"""

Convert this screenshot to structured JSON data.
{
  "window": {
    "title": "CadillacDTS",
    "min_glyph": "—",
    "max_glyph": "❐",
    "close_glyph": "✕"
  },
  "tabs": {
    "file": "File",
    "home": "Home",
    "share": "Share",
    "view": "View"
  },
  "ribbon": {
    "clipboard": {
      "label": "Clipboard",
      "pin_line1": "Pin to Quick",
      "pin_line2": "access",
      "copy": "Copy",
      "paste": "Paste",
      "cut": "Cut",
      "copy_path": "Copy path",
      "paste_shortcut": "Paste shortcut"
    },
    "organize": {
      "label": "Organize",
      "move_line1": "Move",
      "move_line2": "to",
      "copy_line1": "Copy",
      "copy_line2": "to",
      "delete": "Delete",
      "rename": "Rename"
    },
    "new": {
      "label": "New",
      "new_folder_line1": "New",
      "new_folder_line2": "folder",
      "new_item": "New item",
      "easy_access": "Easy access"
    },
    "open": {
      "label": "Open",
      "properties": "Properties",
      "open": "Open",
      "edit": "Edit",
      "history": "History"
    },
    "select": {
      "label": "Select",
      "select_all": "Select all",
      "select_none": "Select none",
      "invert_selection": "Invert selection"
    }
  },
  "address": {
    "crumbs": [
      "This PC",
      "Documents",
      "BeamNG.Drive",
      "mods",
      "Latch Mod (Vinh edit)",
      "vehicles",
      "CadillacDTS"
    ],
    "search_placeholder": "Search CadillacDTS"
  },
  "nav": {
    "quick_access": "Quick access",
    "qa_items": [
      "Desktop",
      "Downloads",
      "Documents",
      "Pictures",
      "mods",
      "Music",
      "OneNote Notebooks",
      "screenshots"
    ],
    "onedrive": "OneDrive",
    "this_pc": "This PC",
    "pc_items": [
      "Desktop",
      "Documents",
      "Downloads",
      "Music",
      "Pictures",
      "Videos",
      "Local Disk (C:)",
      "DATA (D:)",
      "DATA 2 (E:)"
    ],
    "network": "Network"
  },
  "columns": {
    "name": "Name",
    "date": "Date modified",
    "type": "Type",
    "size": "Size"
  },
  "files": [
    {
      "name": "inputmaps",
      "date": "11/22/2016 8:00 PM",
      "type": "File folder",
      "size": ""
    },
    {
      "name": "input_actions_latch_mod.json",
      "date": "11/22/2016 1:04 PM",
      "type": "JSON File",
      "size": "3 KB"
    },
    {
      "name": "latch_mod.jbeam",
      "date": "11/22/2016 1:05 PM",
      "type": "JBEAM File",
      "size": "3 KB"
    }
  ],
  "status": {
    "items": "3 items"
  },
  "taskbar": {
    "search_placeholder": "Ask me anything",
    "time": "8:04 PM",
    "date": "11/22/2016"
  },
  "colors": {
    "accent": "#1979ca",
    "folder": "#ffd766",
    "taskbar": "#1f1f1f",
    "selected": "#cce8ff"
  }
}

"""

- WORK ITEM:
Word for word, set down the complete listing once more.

- OUTPUT FOR THIS EXERCISE:
Convert this screenshot to structured JSON data.
{
  "window": {
    "title": "CadillacDTS",
    "min_glyph": "—",
    "max_glyph": "❐",
    "close_glyph": "✕"
  },
  "tabs": {
    "file": "File",
    "home": "Home",
    "share": "Share",
    "view": "View"
  },
  "ribbon": {
    "clipboard": {
      "label": "Clipboard",
      "pin_line1": "Pin to Quick",
      "pin_line2": "access",
      "copy": "Copy",
      "paste": "Paste",
      "cut": "Cut",
      "copy_path": "Copy path",
      "paste_shortcut": "Paste shortcut"
    },
    "organize": {
      "label": "Organize",
      "move_line1": "Move",
      "move_line2": "to",
      "copy_line1": "Copy",
      "copy_line2": "to",
      "delete": "Delete",
      "rename": "Rename"
    },
    "new": {
      "label": "New",
      "new_folder_line1": "New",
      "new_folder_line2": "folder",
      "new_item": "New item",
      "easy_access": "Easy access"
    },
    "open": {
      "label": "Open",
      "properties": "Properties",
      "open": "Open",
      "edit": "Edit",
      "history": "History"
    },
    "select": {
      "label": "Select",
      "select_all": "Select all",
      "select_none": "Select none",
      "invert_selection": "Invert selection"
    }
  },
  "address": {
    "crumbs": [
      "This PC",
      "Documents",
      "BeamNG.Drive",
      "mods",
      "Latch Mod (Vinh edit)",
      "vehicles",
      "CadillacDTS"
    ],
    "search_placeholder": "Search CadillacDTS"
  },
  "nav": {
    "quick_access": "Quick access",
    "qa_items": [
      "Desktop",
      "Downloads",
      "Documents",
      "Pictures",
      "mods",
      "Music",
      "OneNote Notebooks",
      "screenshots"
    ],
    "onedrive": "OneDrive",
    "this_pc": "This PC",
    "pc_items": [
      "Desktop",
      "Documents",
      "Downloads",
      "Music",
      "Pictures",
      "Videos",
      "Local Disk (C:)",
      "DATA (D:)",
      "DATA 2 (E:)"
    ],
    "network": "Network"
  },
  "columns": {
    "name": "Name",
    "date": "Date modified",
    "type": "Type",
    "size": "Size"
  },
  "files": [
    {
      "name": "inputmaps",
      "date": "11/22/2016 8:00 PM",
      "type": "File folder",
      "size": ""
    },
    {
      "name": "input_actions_latch_mod.json",
      "date": "11/22/2016 1:04 PM",
      "type": "JSON File",
      "size": "3 KB"
    },
    {
      "name": "latch_mod.jbeam",
      "date": "11/22/2016 1:05 PM",
      "type": "JBEAM File",
      "size": "3 KB"
    }
  ],
  "status": {
    "items": "3 items"
  },
  "taskbar": {
    "search_placeholder": "Ask me anything",
    "time": "8:04 PM",
    "date": "11/22/2016"
  },
  "colors": {
    "accent": "#1979ca",
    "folder": "#ffd766",
    "taskbar": "#1f1f1f",
    "selected": "#cce8ff"
  }
}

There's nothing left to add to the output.